Exclude the pictures, and otherwise reproduce the data in full.

(Excerpts from a dataset)
————
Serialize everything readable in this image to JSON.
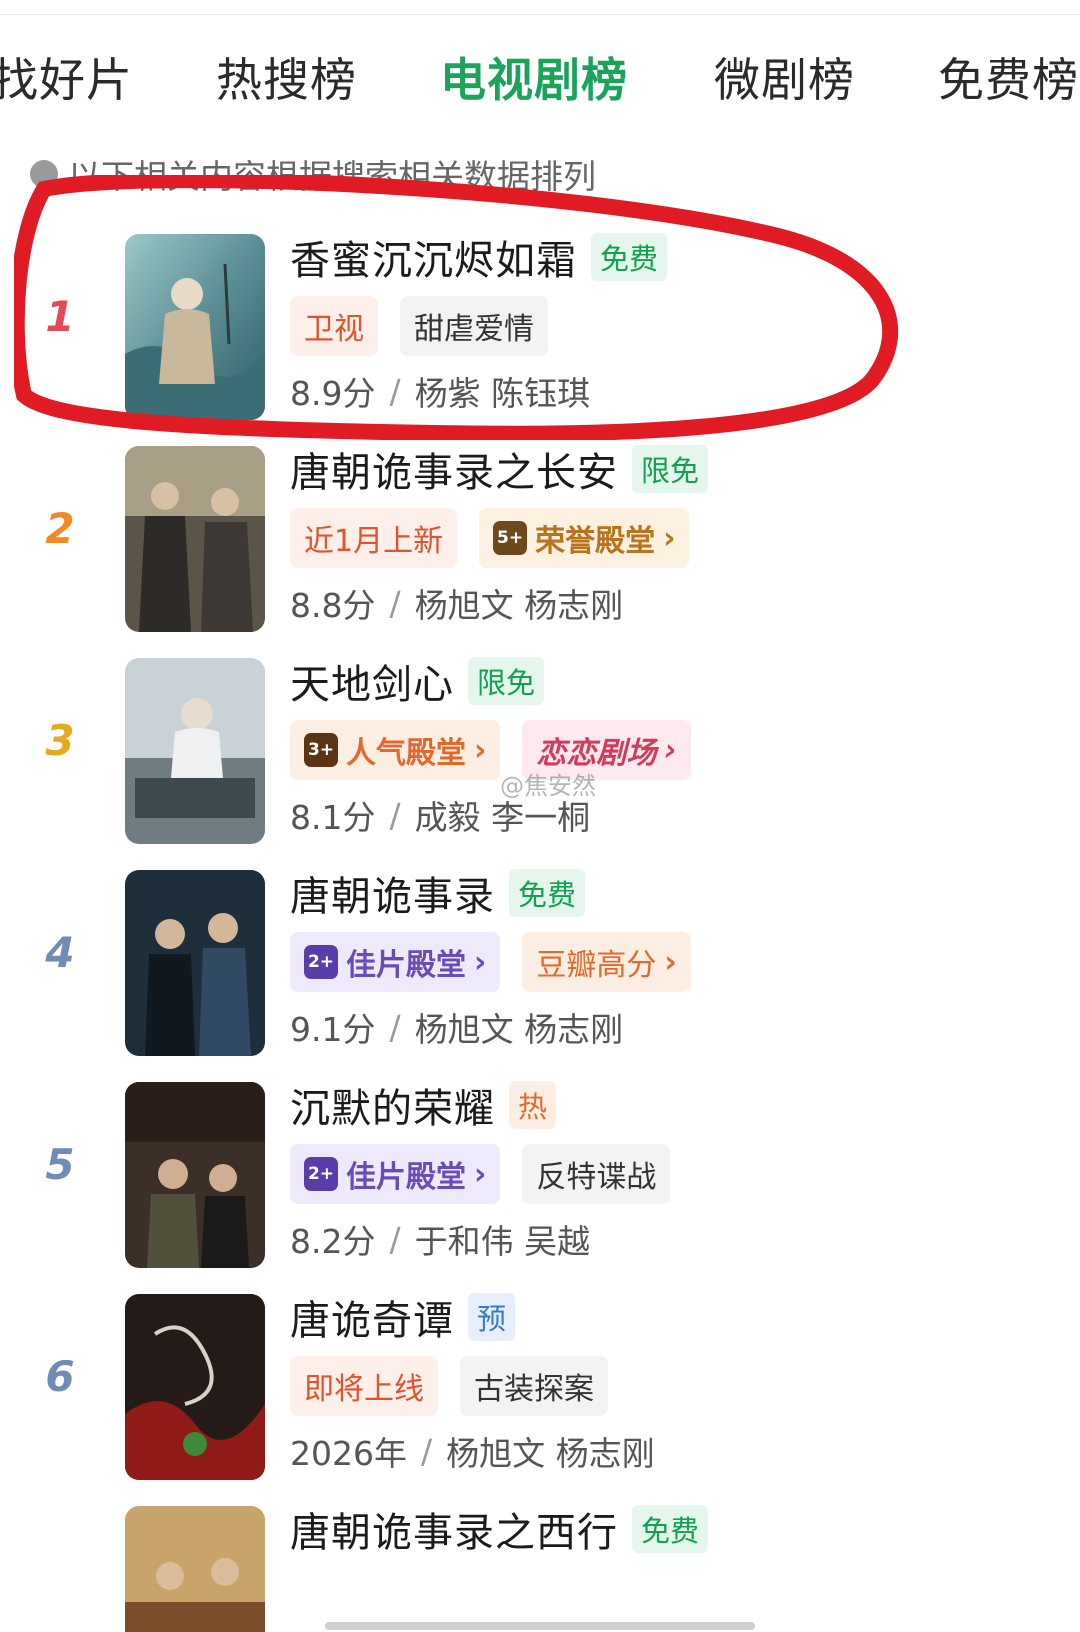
{
  "tabs": [
    {
      "label": "找好片",
      "active": false
    },
    {
      "label": "热搜榜",
      "active": false
    },
    {
      "label": "电视剧榜",
      "active": true
    },
    {
      "label": "微剧榜",
      "active": false
    },
    {
      "label": "免费榜",
      "active": false
    }
  ],
  "notice": {
    "text": "以下相关内容根据搜索相关数据排列",
    "icon": "info-icon"
  },
  "watermark": "@焦安然",
  "colors": {
    "accent": "#1aa35a",
    "highlight": "#e01b24",
    "rank1": "#e34a55",
    "rank2": "#f08a24",
    "rank3": "#e8a81e",
    "rank_other": "#6f8bb6"
  },
  "items": [
    {
      "rank": "1",
      "title": "香蜜沉沉烬如霜",
      "flag": "免费",
      "tags": [
        {
          "text": "卫视"
        },
        {
          "text": "甜虐爱情"
        }
      ],
      "score": "8.9分",
      "sep": "/",
      "cast": "杨紫 陈钰琪"
    },
    {
      "rank": "2",
      "title": "唐朝诡事录之长安",
      "flag": "限免",
      "tags": [
        {
          "text": "近1月上新"
        },
        {
          "badge": "5+",
          "text": "荣誉殿堂",
          "chevron": "›"
        }
      ],
      "score": "8.8分",
      "sep": "/",
      "cast": "杨旭文 杨志刚"
    },
    {
      "rank": "3",
      "title": "天地剑心",
      "flag": "限免",
      "tags": [
        {
          "badge": "3+",
          "text": "人气殿堂",
          "chevron": "›"
        },
        {
          "text": "恋恋剧场",
          "chevron": "›"
        }
      ],
      "score": "8.1分",
      "sep": "/",
      "cast": "成毅 李一桐"
    },
    {
      "rank": "4",
      "title": "唐朝诡事录",
      "flag": "免费",
      "tags": [
        {
          "badge": "2+",
          "text": "佳片殿堂",
          "chevron": "›"
        },
        {
          "text": "豆瓣高分",
          "chevron": "›"
        }
      ],
      "score": "9.1分",
      "sep": "/",
      "cast": "杨旭文 杨志刚"
    },
    {
      "rank": "5",
      "title": "沉默的荣耀",
      "flag": "热",
      "tags": [
        {
          "badge": "2+",
          "text": "佳片殿堂",
          "chevron": "›"
        },
        {
          "text": "反特谍战"
        }
      ],
      "score": "8.2分",
      "sep": "/",
      "cast": "于和伟 吴越"
    },
    {
      "rank": "6",
      "title": "唐诡奇谭",
      "flag": "预",
      "tags": [
        {
          "text": "即将上线"
        },
        {
          "text": "古装探案"
        }
      ],
      "score": "2026年",
      "sep": "/",
      "cast": "杨旭文 杨志刚"
    },
    {
      "rank": "",
      "title": "唐朝诡事录之西行",
      "flag": "免费"
    }
  ]
}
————
## Solved problem
Serialize everything readable in this image to JSON.
{
  "tabs": [
    {
      "label": "找好片",
      "active": false
    },
    {
      "label": "热搜榜",
      "active": false
    },
    {
      "label": "电视剧榜",
      "active": true
    },
    {
      "label": "微剧榜",
      "active": false
    },
    {
      "label": "免费榜",
      "active": false
    }
  ],
  "notice": {
    "text": "以下相关内容根据搜索相关数据排列",
    "icon": "info-icon"
  },
  "watermark": "@焦安然",
  "colors": {
    "accent": "#1aa35a",
    "highlight": "#e01b24",
    "rank1": "#e34a55",
    "rank2": "#f08a24",
    "rank3": "#e8a81e",
    "rank_other": "#6f8bb6"
  },
  "items": [
    {
      "rank": "1",
      "title": "香蜜沉沉烬如霜",
      "flag": "免费",
      "tags": [
        {
          "text": "卫视"
        },
        {
          "text": "甜虐爱情"
        }
      ],
      "score": "8.9分",
      "sep": "/",
      "cast": "杨紫 陈钰琪"
    },
    {
      "rank": "2",
      "title": "唐朝诡事录之长安",
      "flag": "限免",
      "tags": [
        {
          "text": "近1月上新"
        },
        {
          "badge": "5+",
          "text": "荣誉殿堂",
          "chevron": "›"
        }
      ],
      "score": "8.8分",
      "sep": "/",
      "cast": "杨旭文 杨志刚"
    },
    {
      "rank": "3",
      "title": "天地剑心",
      "flag": "限免",
      "tags": [
        {
          "badge": "3+",
          "text": "人气殿堂",
          "chevron": "›"
        },
        {
          "text": "恋恋剧场",
          "chevron": "›"
        }
      ],
      "score": "8.1分",
      "sep": "/",
      "cast": "成毅 李一桐"
    },
    {
      "rank": "4",
      "title": "唐朝诡事录",
      "flag": "免费",
      "tags": [
        {
          "badge": "2+",
          "text": "佳片殿堂",
          "chevron": "›"
        },
        {
          "text": "豆瓣高分",
          "chevron": "›"
        }
      ],
      "score": "9.1分",
      "sep": "/",
      "cast": "杨旭文 杨志刚"
    },
    {
      "rank": "5",
      "title": "沉默的荣耀",
      "flag": "热",
      "tags": [
        {
          "badge": "2+",
          "text": "佳片殿堂",
          "chevron": "›"
        },
        {
          "text": "反特谍战"
        }
      ],
      "score": "8.2分",
      "sep": "/",
      "cast": "于和伟 吴越"
    },
    {
      "rank": "6",
      "title": "唐诡奇谭",
      "flag": "预",
      "tags": [
        {
          "text": "即将上线"
        },
        {
          "text": "古装探案"
        }
      ],
      "score": "2026年",
      "sep": "/",
      "cast": "杨旭文 杨志刚"
    },
    {
      "rank": "",
      "title": "唐朝诡事录之西行",
      "flag": "免费"
    }
  ]
}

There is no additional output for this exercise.